I suggest you try the OpenXR Toolkit’s ‘turbo mode’ option which will add significant FPS to your throughput to the capacity of your PC’s ability.
Try Hardware Accelerated GPU Scheduling
Up until now I would have had this setting switched off, however it makes a noticeable and positive improvement for the Quest 3 / Virtual Desktop combination to have this setting enabled.
Search for Graphics Settings from the task bar
What This Connection Cannot Do
This connection will not fix stutters that have been around since day 1,
for example, stutters due to:
- Fast data exchanges, such as:
- A rotating field of view
- Passing objects at close range
- Loading new scenery
- A saturated CPU or GPU
What This Connection Can Do
I am surprised that this relatively low bandwidth solution easily beats the higher bandwidth ones, and that the sim can be run over a WIFI connection at all. The cable does not appear to be necessary other than to extend the life of the battery during use, or to download recordings from the headset.
The result is a very stable, detailed image at high resolution. It is possible to see the pixels, mura and screen-door effects but its not a major issue. The imperfections in the sim are now equivalent to the imperfections in the display.

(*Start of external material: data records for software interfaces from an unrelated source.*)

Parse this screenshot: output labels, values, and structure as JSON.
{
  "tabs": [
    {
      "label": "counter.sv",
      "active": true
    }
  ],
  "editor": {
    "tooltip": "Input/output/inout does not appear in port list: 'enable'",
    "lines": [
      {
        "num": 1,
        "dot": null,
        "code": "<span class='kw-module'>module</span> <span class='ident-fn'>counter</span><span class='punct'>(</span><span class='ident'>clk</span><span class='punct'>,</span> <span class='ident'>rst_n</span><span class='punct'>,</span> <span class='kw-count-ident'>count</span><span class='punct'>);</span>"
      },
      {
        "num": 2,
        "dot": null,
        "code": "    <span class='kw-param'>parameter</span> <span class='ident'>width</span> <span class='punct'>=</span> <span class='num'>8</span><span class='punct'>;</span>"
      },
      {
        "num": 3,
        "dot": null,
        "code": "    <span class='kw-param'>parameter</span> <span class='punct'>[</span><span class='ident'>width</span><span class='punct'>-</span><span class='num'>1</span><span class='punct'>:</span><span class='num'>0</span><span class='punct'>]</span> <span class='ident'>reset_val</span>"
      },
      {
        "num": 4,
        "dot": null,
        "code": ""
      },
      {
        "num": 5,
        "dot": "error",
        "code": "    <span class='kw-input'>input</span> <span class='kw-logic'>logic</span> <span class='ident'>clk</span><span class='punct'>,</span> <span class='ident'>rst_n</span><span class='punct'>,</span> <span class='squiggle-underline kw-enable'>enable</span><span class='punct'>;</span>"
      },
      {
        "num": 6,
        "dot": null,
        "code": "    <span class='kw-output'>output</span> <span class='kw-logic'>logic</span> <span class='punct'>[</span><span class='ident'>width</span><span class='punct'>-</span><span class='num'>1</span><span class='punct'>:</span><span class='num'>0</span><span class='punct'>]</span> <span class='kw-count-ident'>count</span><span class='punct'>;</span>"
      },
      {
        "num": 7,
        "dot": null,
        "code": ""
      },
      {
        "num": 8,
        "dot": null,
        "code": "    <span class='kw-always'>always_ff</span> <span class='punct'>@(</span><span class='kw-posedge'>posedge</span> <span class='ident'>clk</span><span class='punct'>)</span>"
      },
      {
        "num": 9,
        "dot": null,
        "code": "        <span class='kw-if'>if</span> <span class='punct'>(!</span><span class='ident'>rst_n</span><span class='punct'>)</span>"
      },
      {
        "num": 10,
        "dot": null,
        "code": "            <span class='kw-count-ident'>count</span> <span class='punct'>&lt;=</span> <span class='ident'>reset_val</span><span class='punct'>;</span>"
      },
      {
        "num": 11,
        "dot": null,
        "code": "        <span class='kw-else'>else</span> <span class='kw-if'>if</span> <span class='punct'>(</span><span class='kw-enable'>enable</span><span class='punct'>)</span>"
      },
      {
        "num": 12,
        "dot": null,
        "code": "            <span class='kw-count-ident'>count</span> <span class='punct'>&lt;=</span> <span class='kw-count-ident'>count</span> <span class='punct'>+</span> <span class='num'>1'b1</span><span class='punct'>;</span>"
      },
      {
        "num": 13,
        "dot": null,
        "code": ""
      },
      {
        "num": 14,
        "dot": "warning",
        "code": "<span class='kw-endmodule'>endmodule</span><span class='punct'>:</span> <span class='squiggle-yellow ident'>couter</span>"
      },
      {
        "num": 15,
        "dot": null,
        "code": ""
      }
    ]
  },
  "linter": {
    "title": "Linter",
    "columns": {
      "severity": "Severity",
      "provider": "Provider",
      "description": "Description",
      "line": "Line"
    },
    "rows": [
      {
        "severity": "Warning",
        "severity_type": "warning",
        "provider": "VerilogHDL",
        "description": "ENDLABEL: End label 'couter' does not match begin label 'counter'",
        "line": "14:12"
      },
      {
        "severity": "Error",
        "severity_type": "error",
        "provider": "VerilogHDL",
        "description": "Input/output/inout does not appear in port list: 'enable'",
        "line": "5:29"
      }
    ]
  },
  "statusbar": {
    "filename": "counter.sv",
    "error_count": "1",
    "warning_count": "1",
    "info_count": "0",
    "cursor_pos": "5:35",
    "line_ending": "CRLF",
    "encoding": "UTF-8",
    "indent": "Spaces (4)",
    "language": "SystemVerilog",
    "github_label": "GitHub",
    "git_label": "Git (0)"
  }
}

For this reason, I think the Quest 3 matches MSFS 2020’s level of development nicely.
- The Oculus Link options are separate from the Virtual Desktop options, so don’t mix the two together. Use only one or the other.
- In order to download a video recorded by Virtual Desktop, you will need an cable and an Oculus Link configuration. Clear away the Virtual Desktop configuration first. Plug in the cable to your headset and look for a message that asks for permission to use the cable to transfer data (I don’t recall the wording). When, eventually, you get that part right, an Oculus Quest 3 icon will appear in File Explorer and the video will be stored under the Oculus folder, not the video folder.